**INPUT MATERIAL:**

######

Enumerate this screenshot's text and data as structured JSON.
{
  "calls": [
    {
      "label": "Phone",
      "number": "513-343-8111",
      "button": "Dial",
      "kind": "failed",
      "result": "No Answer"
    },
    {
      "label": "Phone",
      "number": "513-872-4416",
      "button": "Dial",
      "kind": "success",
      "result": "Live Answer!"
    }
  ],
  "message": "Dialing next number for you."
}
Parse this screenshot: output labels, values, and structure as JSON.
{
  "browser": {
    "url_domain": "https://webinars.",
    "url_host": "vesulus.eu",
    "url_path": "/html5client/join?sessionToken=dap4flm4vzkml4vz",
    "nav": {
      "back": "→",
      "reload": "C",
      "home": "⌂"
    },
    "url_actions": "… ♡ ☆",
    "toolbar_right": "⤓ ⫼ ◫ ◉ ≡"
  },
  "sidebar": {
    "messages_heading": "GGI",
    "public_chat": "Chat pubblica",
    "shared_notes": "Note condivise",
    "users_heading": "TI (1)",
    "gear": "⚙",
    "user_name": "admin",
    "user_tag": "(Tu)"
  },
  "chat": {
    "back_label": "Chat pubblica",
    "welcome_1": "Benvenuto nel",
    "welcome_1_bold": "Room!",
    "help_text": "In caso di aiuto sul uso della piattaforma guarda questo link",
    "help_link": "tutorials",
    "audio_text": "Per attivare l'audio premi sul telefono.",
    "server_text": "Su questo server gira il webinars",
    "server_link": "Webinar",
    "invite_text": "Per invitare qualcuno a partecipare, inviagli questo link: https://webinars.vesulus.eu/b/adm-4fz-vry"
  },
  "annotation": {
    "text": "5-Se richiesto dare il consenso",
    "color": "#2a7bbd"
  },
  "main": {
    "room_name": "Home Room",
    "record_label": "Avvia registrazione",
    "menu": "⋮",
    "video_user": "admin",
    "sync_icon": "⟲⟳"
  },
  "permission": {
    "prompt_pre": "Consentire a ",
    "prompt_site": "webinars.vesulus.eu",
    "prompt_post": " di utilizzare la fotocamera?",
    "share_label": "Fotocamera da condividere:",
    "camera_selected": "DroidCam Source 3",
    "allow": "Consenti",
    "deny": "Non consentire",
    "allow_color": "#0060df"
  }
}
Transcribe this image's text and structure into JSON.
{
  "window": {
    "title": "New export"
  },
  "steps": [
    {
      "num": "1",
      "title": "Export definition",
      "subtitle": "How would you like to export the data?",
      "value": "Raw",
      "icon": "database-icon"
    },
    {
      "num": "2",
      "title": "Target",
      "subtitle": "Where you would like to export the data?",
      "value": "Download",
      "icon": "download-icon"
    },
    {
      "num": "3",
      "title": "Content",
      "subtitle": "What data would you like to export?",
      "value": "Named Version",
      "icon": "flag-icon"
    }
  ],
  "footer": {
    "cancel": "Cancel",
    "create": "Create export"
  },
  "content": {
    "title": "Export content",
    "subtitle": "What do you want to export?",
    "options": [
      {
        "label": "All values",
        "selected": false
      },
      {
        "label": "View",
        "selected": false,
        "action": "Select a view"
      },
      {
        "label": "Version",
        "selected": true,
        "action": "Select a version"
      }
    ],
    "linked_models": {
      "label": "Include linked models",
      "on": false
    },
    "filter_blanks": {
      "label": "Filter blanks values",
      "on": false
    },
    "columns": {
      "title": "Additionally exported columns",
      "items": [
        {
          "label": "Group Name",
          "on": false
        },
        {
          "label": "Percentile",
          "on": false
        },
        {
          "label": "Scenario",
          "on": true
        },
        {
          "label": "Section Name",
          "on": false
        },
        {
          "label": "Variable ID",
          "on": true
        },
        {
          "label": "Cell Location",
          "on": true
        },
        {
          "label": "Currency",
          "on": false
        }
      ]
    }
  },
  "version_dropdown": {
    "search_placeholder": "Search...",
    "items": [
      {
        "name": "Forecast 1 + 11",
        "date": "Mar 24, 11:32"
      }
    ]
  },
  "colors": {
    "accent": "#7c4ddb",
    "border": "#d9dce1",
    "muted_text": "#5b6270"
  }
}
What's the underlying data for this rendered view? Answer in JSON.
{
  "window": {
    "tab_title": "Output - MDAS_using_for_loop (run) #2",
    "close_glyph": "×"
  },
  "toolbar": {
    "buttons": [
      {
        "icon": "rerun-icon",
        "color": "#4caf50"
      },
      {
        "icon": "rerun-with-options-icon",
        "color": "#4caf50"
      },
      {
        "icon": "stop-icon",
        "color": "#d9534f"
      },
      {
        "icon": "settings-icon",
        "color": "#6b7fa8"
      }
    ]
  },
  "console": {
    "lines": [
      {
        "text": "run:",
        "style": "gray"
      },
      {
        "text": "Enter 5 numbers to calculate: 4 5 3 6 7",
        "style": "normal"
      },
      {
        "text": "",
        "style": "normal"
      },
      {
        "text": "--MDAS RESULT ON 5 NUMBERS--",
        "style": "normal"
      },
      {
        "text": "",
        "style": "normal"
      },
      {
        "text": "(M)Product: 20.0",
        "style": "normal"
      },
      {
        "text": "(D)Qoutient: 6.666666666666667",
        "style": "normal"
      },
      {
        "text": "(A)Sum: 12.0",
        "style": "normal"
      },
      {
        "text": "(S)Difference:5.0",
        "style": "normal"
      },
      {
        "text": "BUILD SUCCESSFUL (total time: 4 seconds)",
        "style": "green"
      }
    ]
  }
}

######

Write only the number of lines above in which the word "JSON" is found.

4